The systematic study of male misogyny began with Christine de Pizan at the start of the fifteenth century. Although her work has generally been neglected within the history of philosophy, her ideas illuminate many questions of pressing current philosophical concern, including the nature of epistemic injustice, the prospects for an individualistic methodology in social theory, and the epistemology of disagreement. Rather that offer a conventional history of philosophy. I begin with Christine, take inspiration from her to construct various theoretical frameworks for thinking about her claims, and then I attempt to return to her over the bridge I have just assembled. If the approach works, others may be able to use the bridge themselves, and so find they have an easier path toward thinking about both Christine and other historical texts that engage with similar questions.
"Medieval Engagement with Authorial Intention", commissioned by James Simpson for a special issue of the Journal of Medieval and Early Modern Studies.
The Middle Ages developed a rigorous semantic account of how thought mediates between words and things. Modern literary theory, in contrast, has been characteristically skeptical about whether anything is gained by attempting to discover the thoughts of the author that lie behind the words. Medieval readers seek to engage with the author's thoughts because they understand reading to be a form of interpersonal engagement. The text is not simply an impersonal artifact, good for stimulating certain sorts of responses, but is an expression of the thoughts of another mind. Ultimately, it is the value of minds connecting with other minds that causes medieval readers to care about authorial intention.

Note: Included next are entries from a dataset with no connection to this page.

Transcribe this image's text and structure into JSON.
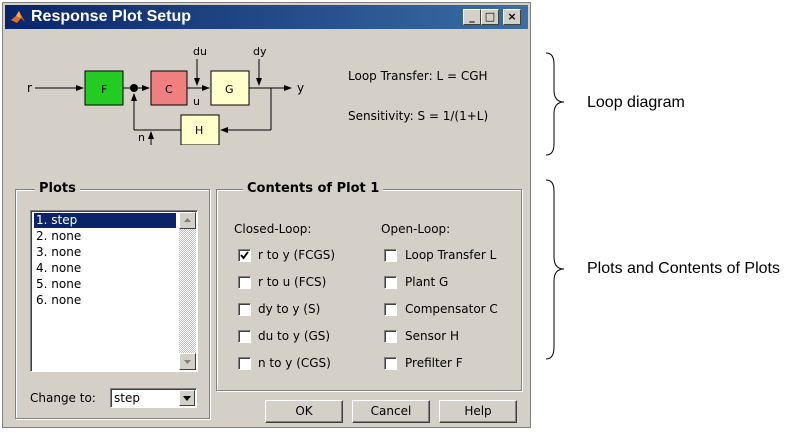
{
  "window": {
    "title": "Response Plot Setup",
    "minimize_glyph": "_",
    "maximize_glyph": "□",
    "close_glyph": "×"
  },
  "diagram": {
    "block_f": "F",
    "block_c": "C",
    "block_g": "G",
    "block_h": "H",
    "sig_r": "r",
    "sig_y": "y",
    "sig_du": "du",
    "sig_u": "u",
    "sig_dy": "dy",
    "sig_n": "n",
    "colors": {
      "f": "#22cc22",
      "c": "#f08080",
      "g": "#ffffcc",
      "h": "#ffffcc"
    }
  },
  "equations": {
    "loop": "Loop Transfer: L = CGH",
    "sensitivity": "Sensitivity:  S = 1/(1+L)"
  },
  "plots": {
    "group_label": "Plots",
    "items": [
      "1. step",
      "2. none",
      "3. none",
      "4. none",
      "5. none",
      "6. none"
    ],
    "selected_index": 0,
    "change_to_label": "Change to:",
    "change_to_value": "step"
  },
  "contents": {
    "group_label": "Contents of Plot 1",
    "closed_header": "Closed-Loop:",
    "open_header": "Open-Loop:",
    "closed": [
      {
        "label": "r to y  (FCGS)",
        "checked": true
      },
      {
        "label": "r to u  (FCS)",
        "checked": false
      },
      {
        "label": "dy to y  (S)",
        "checked": false
      },
      {
        "label": "du to y  (GS)",
        "checked": false
      },
      {
        "label": "n to y  (CGS)",
        "checked": false
      }
    ],
    "open": [
      {
        "label": "Loop Transfer L",
        "checked": false
      },
      {
        "label": "Plant G",
        "checked": false
      },
      {
        "label": "Compensator C",
        "checked": false
      },
      {
        "label": "Sensor H",
        "checked": false
      },
      {
        "label": "Prefilter F",
        "checked": false
      }
    ]
  },
  "buttons": {
    "ok": "OK",
    "cancel": "Cancel",
    "help": "Help"
  },
  "annotations": {
    "loop_diagram": "Loop diagram",
    "plots_contents": "Plots and Contents of Plots"
  }
}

I am deep into writing a book on voluntarism in the later Middle Ages. The goal is to look very widely at the many aspects of voluntarism, as it concerns not just the scholastic debate over free will but also in ethics, politics, and literature.
I am also at work on a collection of non-historical philosophy essays, written in a semi-popular style, and I continue to study Arabic and the classical Islamicate philosophical tradition.
Does philosophy make progress? If so, why bother studying its history? The answer I offer here is that we should study it because it is beautiful. Written for the 2011 PhilProgress symposium at Harvard.